Back in Medford, for a short period,the program went away, as MURA concentrated on other things but the push back from property owners was pretty high. When MURA was re-organized by the City, they brought it back as the Facade Improvement Grant Program, and expanded it again, this time to include structural upgrade and removing the limit on re-applications and raising the match to $100K per property. The Holly Theatre and the Sparta Building are probably the best examples of the transformations that occurred under this program. Then, with the economic downturn, much of the activity elsewhere in downtown Medford slowed and the funding was not being used as quickly as MURA hoped.

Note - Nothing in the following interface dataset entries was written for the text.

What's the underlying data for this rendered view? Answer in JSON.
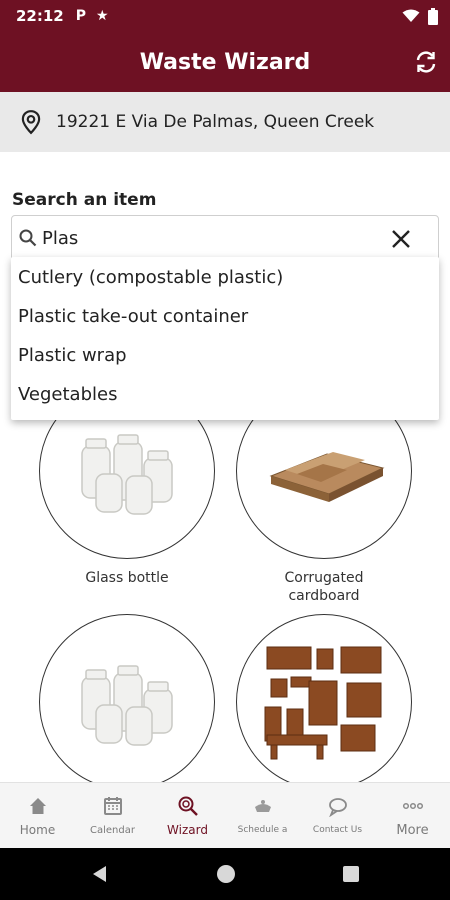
{
  "status_bar": {
    "time": "22:12",
    "icons": [
      "parking-icon",
      "star-icon",
      "wifi-icon",
      "battery-icon"
    ],
    "parking_glyph": "P",
    "star_glyph": "★"
  },
  "app": {
    "title": "Waste Wizard",
    "bar_color": "#6e1123"
  },
  "address": {
    "text": "19221 E Via De Palmas, Queen Creek"
  },
  "search": {
    "label": "Search an item",
    "value": "Plas"
  },
  "suggestions": [
    "Cutlery (compostable plastic)",
    "Plastic take-out container",
    "Plastic wrap",
    "Vegetables"
  ],
  "items": [
    {
      "label": "Glass bottle",
      "image": "glass-jars"
    },
    {
      "label": "Corrugated cardboard",
      "label_lines": [
        "Corrugated",
        "cardboard"
      ],
      "image": "flattened-cardboard"
    },
    {
      "label": "",
      "image": "glass-jars"
    },
    {
      "label": "",
      "image": "wooden-furniture"
    }
  ],
  "bottom_nav": [
    {
      "label": "Home",
      "icon": "home-icon",
      "active": false
    },
    {
      "label": "Calendar",
      "icon": "calendar-icon",
      "active": false
    },
    {
      "label": "Wizard",
      "icon": "wizard-icon",
      "active": true
    },
    {
      "label": "Schedule a",
      "icon": "schedule-icon",
      "active": false
    },
    {
      "label": "Contact Us",
      "icon": "chat-icon",
      "active": false
    },
    {
      "label": "More",
      "icon": "more-icon",
      "active": false
    }
  ]
}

As MURA moves into its final phase, the push to identify facade projects was on, before the program goes away in the next fiscal year. And I am pleased to say that the Medford's business community has responded with vigor. In the past month we've opened files on a half-dozen or more projects, including some really exciting ones like a car-lot turned tavern/eatery, a restored non-profit, some 2nd floor residential conversions, a brew pub, a coffee shop, and a storefront re-do, several of which will bring new life to buildings that have been vacant for years! Almost all of these projects have the potential to transform former eyesores (or unnoticed buildings) into something special.